As I am half way round the world away from where all the excitement is happening, I will endeavour to post the occasional update accompanied by my picture from previous years (it is the northern route this year) and whatever else I can glean and download from the internet without infringing any copyright laws.
The build up to the race:
A moose wandering around the parking lot of the Millennium Hotel (centre of race operations in Anchorage)
How one transports a team of sixteen Alaskan Huskies around.
Merrill Air Field, the busiest small aircraft airfields in the world during the warmer months. At those times, the ice has melted and all landings / take-offs are water based.
Jewel Lake. Each house has three parking bays: one for the truck, one for the light aircraft and another for the boat.

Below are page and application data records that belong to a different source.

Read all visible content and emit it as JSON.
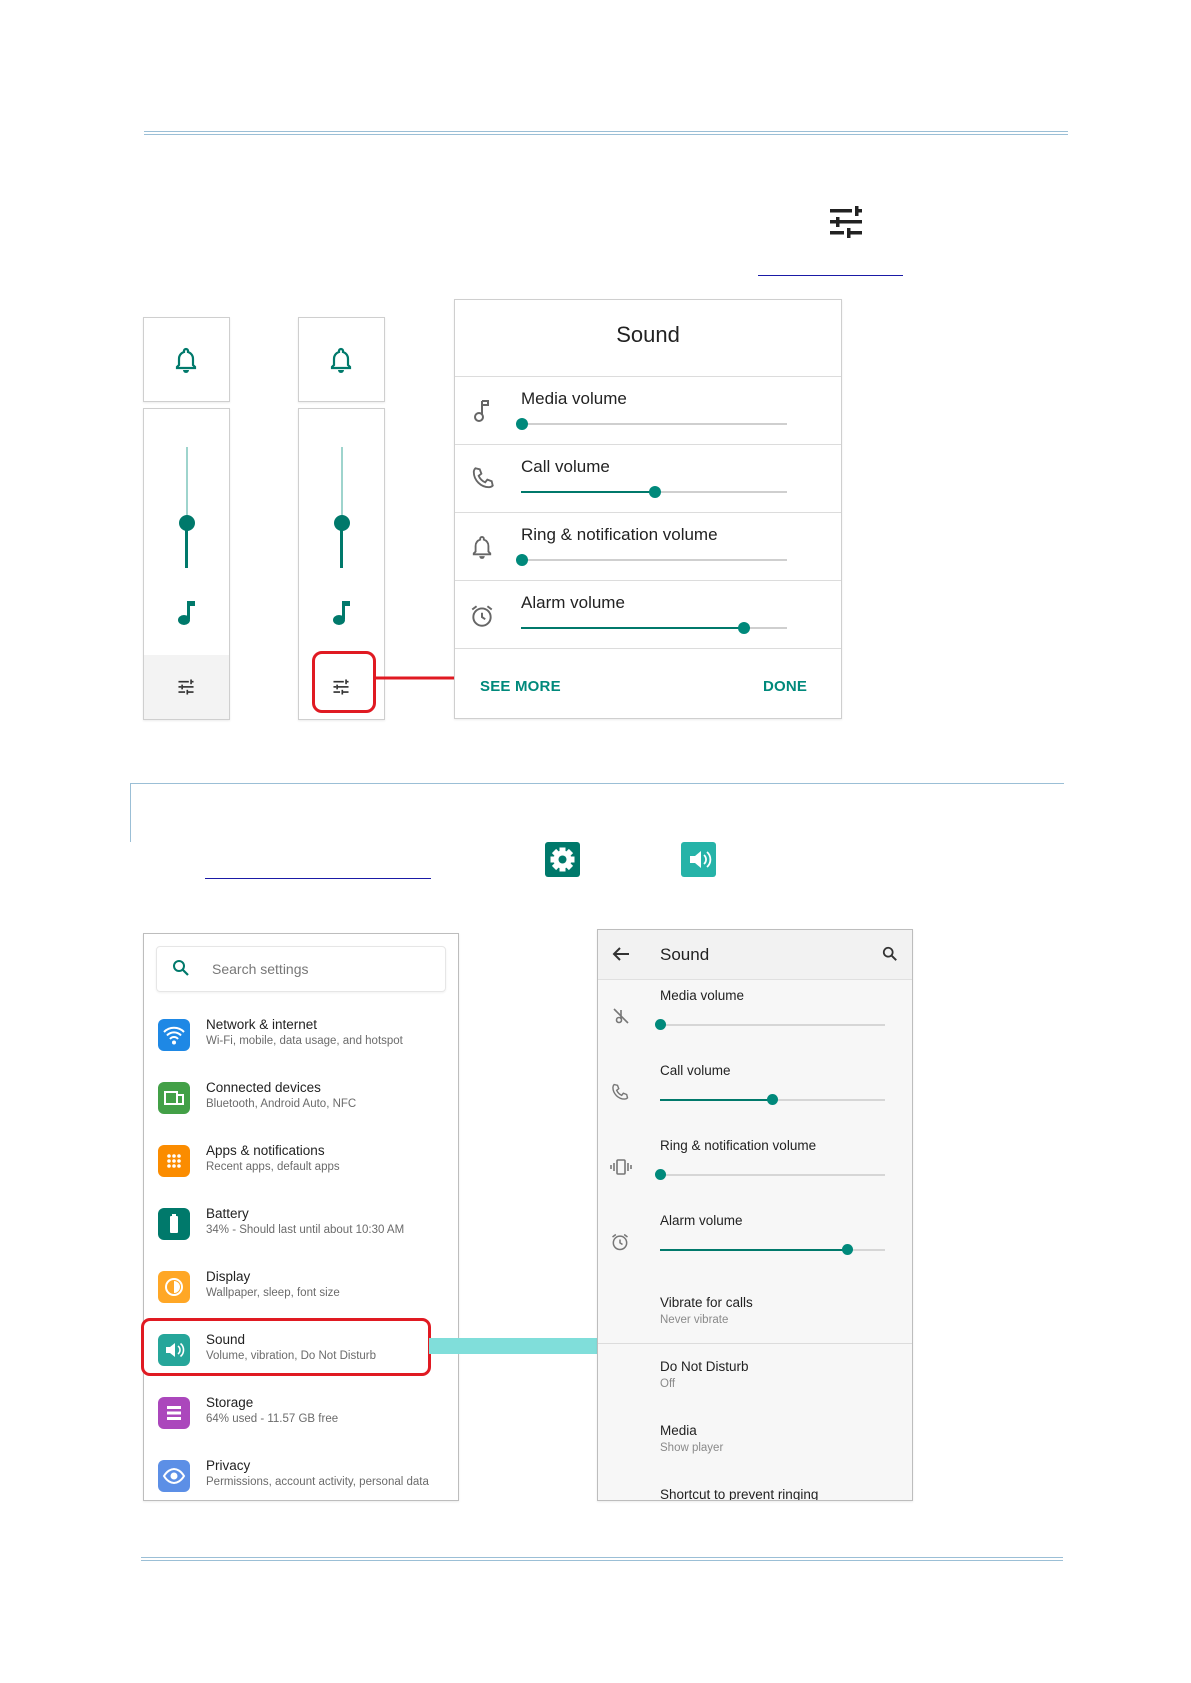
{
  "top_panel": {
    "title": "Sound",
    "rows": [
      {
        "label": "Media volume",
        "icon": "music-note-icon",
        "level": 0.0
      },
      {
        "label": "Call volume",
        "icon": "phone-icon",
        "level": 0.5
      },
      {
        "label": "Ring & notification volume",
        "icon": "bell-icon",
        "level": 0.0
      },
      {
        "label": "Alarm volume",
        "icon": "alarm-icon",
        "level": 0.84
      }
    ],
    "see_more": "SEE MORE",
    "done": "DONE"
  },
  "mini_panels": [
    {
      "top_icon": "bell-icon",
      "level": 0.33,
      "note_icon": "music-note-icon",
      "bottom_icon": "tune-icon"
    },
    {
      "top_icon": "bell-icon",
      "level": 0.33,
      "note_icon": "music-note-icon",
      "bottom_icon": "tune-icon",
      "highlighted": true
    }
  ],
  "inline_icons": [
    "tune-icon",
    "settings-gear-icon",
    "sound-speaker-icon"
  ],
  "settings_list": {
    "search_placeholder": "Search settings",
    "items": [
      {
        "title": "Network & internet",
        "subtitle": "Wi-Fi, mobile, data usage, and hotspot",
        "color": "#1e88e5",
        "icon": "wifi-icon"
      },
      {
        "title": "Connected devices",
        "subtitle": "Bluetooth, Android Auto, NFC",
        "color": "#43a047",
        "icon": "devices-icon"
      },
      {
        "title": "Apps & notifications",
        "subtitle": "Recent apps, default apps",
        "color": "#fb8c00",
        "icon": "apps-icon"
      },
      {
        "title": "Battery",
        "subtitle": "34% - Should last until about 10:30 AM",
        "color": "#00796b",
        "icon": "battery-icon"
      },
      {
        "title": "Display",
        "subtitle": "Wallpaper, sleep, font size",
        "color": "#ffa726",
        "icon": "brightness-icon"
      },
      {
        "title": "Sound",
        "subtitle": "Volume, vibration, Do Not Disturb",
        "color": "#26a69a",
        "icon": "speaker-icon",
        "highlighted": true
      },
      {
        "title": "Storage",
        "subtitle": "64% used - 11.57 GB free",
        "color": "#ab47bc",
        "icon": "storage-icon"
      },
      {
        "title": "Privacy",
        "subtitle": "Permissions, account activity, personal data",
        "color": "#5c8fe6",
        "icon": "privacy-eye-icon"
      }
    ]
  },
  "sound_screen": {
    "title": "Sound",
    "volumes": [
      {
        "label": "Media volume",
        "icon": "music-off-icon",
        "level": 0.0
      },
      {
        "label": "Call volume",
        "icon": "phone-icon",
        "level": 0.5
      },
      {
        "label": "Ring & notification volume",
        "icon": "vibrate-icon",
        "level": 0.0
      },
      {
        "label": "Alarm volume",
        "icon": "alarm-icon",
        "level": 0.83
      }
    ],
    "options": [
      {
        "label": "Vibrate for calls",
        "value": "Never vibrate"
      },
      {
        "label": "Do Not Disturb",
        "value": "Off"
      },
      {
        "label": "Media",
        "value": "Show player"
      }
    ],
    "cut_off_label": "Shortcut to prevent ringing"
  },
  "colors": {
    "accent": "#00897b",
    "highlight": "#e01a22",
    "arrow": "#80deda",
    "link": "#1a1aa6"
  }
}
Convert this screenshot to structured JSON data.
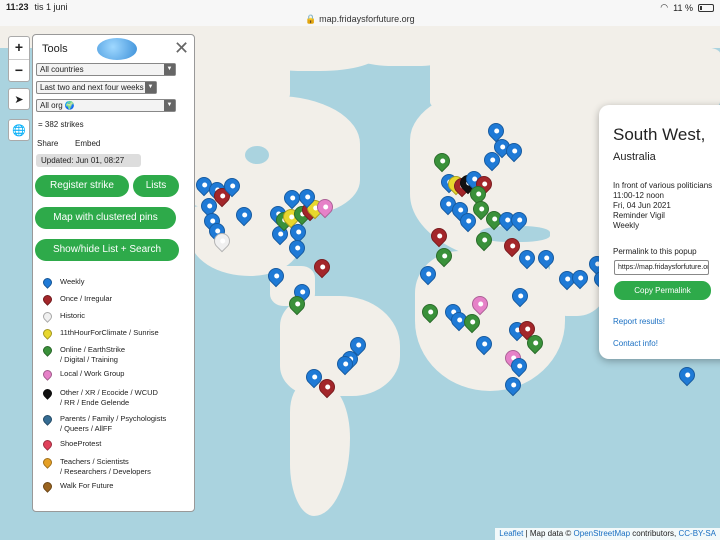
{
  "status_bar": {
    "time": "11:23",
    "date": "tis 1 juni",
    "battery": "11 %"
  },
  "browser": {
    "url": "map.fridaysforfuture.org"
  },
  "map_controls": {
    "zoom_in": "+",
    "zoom_out": "−"
  },
  "tools": {
    "title": "Tools",
    "country_select": "All countries",
    "period_select": "Last two and next four weeks",
    "org_select": "All org",
    "strikes_count": "= 382 strikes",
    "share_label": "Share",
    "embed_label": "Embed",
    "updated": "Updated: Jun 01, 08:27",
    "register_strike": "Register strike",
    "lists": "Lists",
    "clustered_pins": "Map with clustered pins",
    "show_hide": "Show/hide List + Search",
    "legend": [
      {
        "label": "Weekly",
        "color": "#1f7ad6"
      },
      {
        "label": "Once / Irregular",
        "color": "#a3262a"
      },
      {
        "label": "Historic",
        "color": "#f0f0f0"
      },
      {
        "label": "11thHourForClimate / Sunrise",
        "color": "#e8d72e"
      },
      {
        "label": "Online / EarthStrike\n/ Digital / Training",
        "color": "#3a913a"
      },
      {
        "label": "Local / Work Group",
        "color": "#e681c8"
      },
      {
        "label": "Other / XR / Ecocide / WCUD\n/ RR / Ende Gelende",
        "color": "#111111"
      },
      {
        "label": "Parents / Family / Psychologists\n/ Queers / AllFF",
        "color": "#356c93"
      },
      {
        "label": "ShoeProtest",
        "color": "#e0405a"
      },
      {
        "label": "Teachers / Scientists\n/ Researchers / Developers",
        "color": "#e5a026"
      },
      {
        "label": "Walk For Future",
        "color": "#9a6420"
      }
    ]
  },
  "popup": {
    "title": "South West,",
    "subtitle": "Australia",
    "line1": "In front of various politicians",
    "line2": "11:00-12 noon",
    "line3": "Fri, 04 Jun 2021",
    "line4": "Reminder Vigil",
    "line5": "Weekly",
    "permalink_label": "Permalink to this popup",
    "permalink_url": "https://map.fridaysforfuture.org",
    "copy_button": "Copy Permalink",
    "report": "Report results!",
    "contact": "Contact info!"
  },
  "attribution": {
    "leaflet": "Leaflet",
    "map_data": " | Map data © ",
    "osm": "OpenStreetMap",
    "contrib": " contributors, ",
    "license": "CC-BY-SA"
  }
}
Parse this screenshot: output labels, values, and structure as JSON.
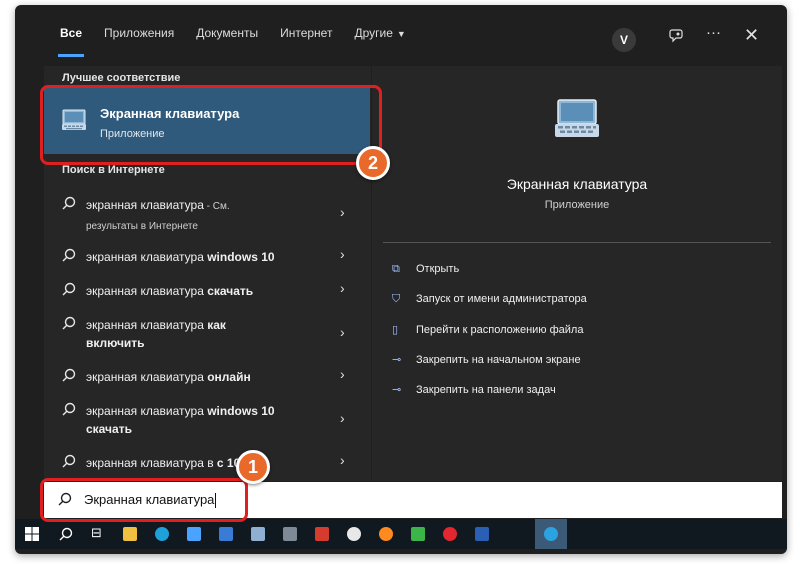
{
  "filters": {
    "all": "Все",
    "apps": "Приложения",
    "docs": "Документы",
    "web": "Интернет",
    "other": "Другие"
  },
  "topbar": {
    "avatar_letter": "V"
  },
  "left": {
    "best_match_header": "Лучшее соответствие",
    "best_match": {
      "title": "Экранная клавиатура",
      "subtitle": "Приложение"
    },
    "web_header": "Поиск в Интернете",
    "web_items": [
      {
        "prefix": "экранная клавиатура",
        "bold": "",
        "suffix": " - См.",
        "line2": "результаты в Интернете"
      },
      {
        "prefix": "экранная клавиатура ",
        "bold": "windows 10",
        "suffix": "",
        "line2": ""
      },
      {
        "prefix": "экранная клавиатура ",
        "bold": "скачать",
        "suffix": "",
        "line2": ""
      },
      {
        "prefix": "экранная клавиатура ",
        "bold": "как",
        "suffix": "",
        "line2": "включить"
      },
      {
        "prefix": "экранная клавиатура ",
        "bold": "онлайн",
        "suffix": "",
        "line2": ""
      },
      {
        "prefix": "экранная клавиатура ",
        "bold": "windows 10",
        "suffix": "",
        "line2": "скачать"
      },
      {
        "prefix": "экранная клавиатура в",
        "bold": "",
        "suffix": "  с 10",
        "line2": ""
      }
    ]
  },
  "right": {
    "title": "Экранная клавиатура",
    "subtitle": "Приложение",
    "actions": [
      "Открыть",
      "Запуск от имени администратора",
      "Перейти к расположению файла",
      "Закрепить на начальном экране",
      "Закрепить на панели задач"
    ]
  },
  "search": {
    "value": "Экранная клавиатура"
  },
  "annotations": {
    "badge1": "1",
    "badge2": "2"
  },
  "colors": {
    "accent": "#4aa3ff",
    "best_match_bg": "#2f5a7c",
    "highlight": "#e02020",
    "badge": "#e8692a"
  }
}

Next update: the start.
Arriving in Shaktoolik on a Maul 7
This aircraftflew around the world. Not bad for a colourful single engine.
Hendrikson catching a catnap
Kristy leaving Shaktoolik
First light over the Shaktoolik river
Kristy bootie-ing up
Weather forecast: High pressure system over Eastern Russia and Alaska. A weather front moves into the eastern Bering by Thursday.
This means that the winds that started to pick up last night are going to get worse and the weather will deteriorate.
Billy Snodgrass when asked about the wind en route to Shaktoolik: “At least it kept away the mosquitos!”
The smooth Bering Sea
Cold, icy wind.
Rhodi (race judge, completed the race five years ago) procured some fresh Fairbanks salmon. Delicious. Then there was the smoked black cod - a delicacy not available commercially.
Camping for four days on the Yukon. Even though it was warmer than last year – it seemed mighty cold at 02:00. First time I have fallen asleep on a haybale (and not fallen off either).
The pictures can tell the rest – mind still too fuzzy to type long sentences, yet alone ensure they are gramatically correct.
Friday – flew out of McGrath and into Unalakleet – brief touchdown before heading straight out to Eagle Island on the Yukon.
Unalakleet - hub further up the trail
The Yukon River from 6500ft
Parking zone on the Yukon
Team entering Eagle Island
Musher resting bay (Rick Swenson - four times winner- passed out on some used hay)
Trapper trail (Mike Lindeen - Iowa)
Billy - the cyclist. Doing the Iditarod trail on his wide rimmed snow tyres, left 27 Feb and hopes to be in Nome by Sunday 20 March. Personally I would prefer having some canine company on the trail.
Leaving Eagle Island Checkpoint at dusk.
Shaktoolik – between the frozen Bering Sea and the iced up Shaktoolik river.
Here is a resized (small) clip:
(the others are rather large for those of you with a slow connection)
Heather Siirtola leaving McGrath.
The Mushin’ Mortician leaving McGrath checkpoint.
Waddie McDonald (the Flying Scotsman) getting everything going for the second time.
Waddie McDonald: finally on the way to Takotna.
Here is the “Eye on Earth” link to the GPS trackers on the mushers sleds.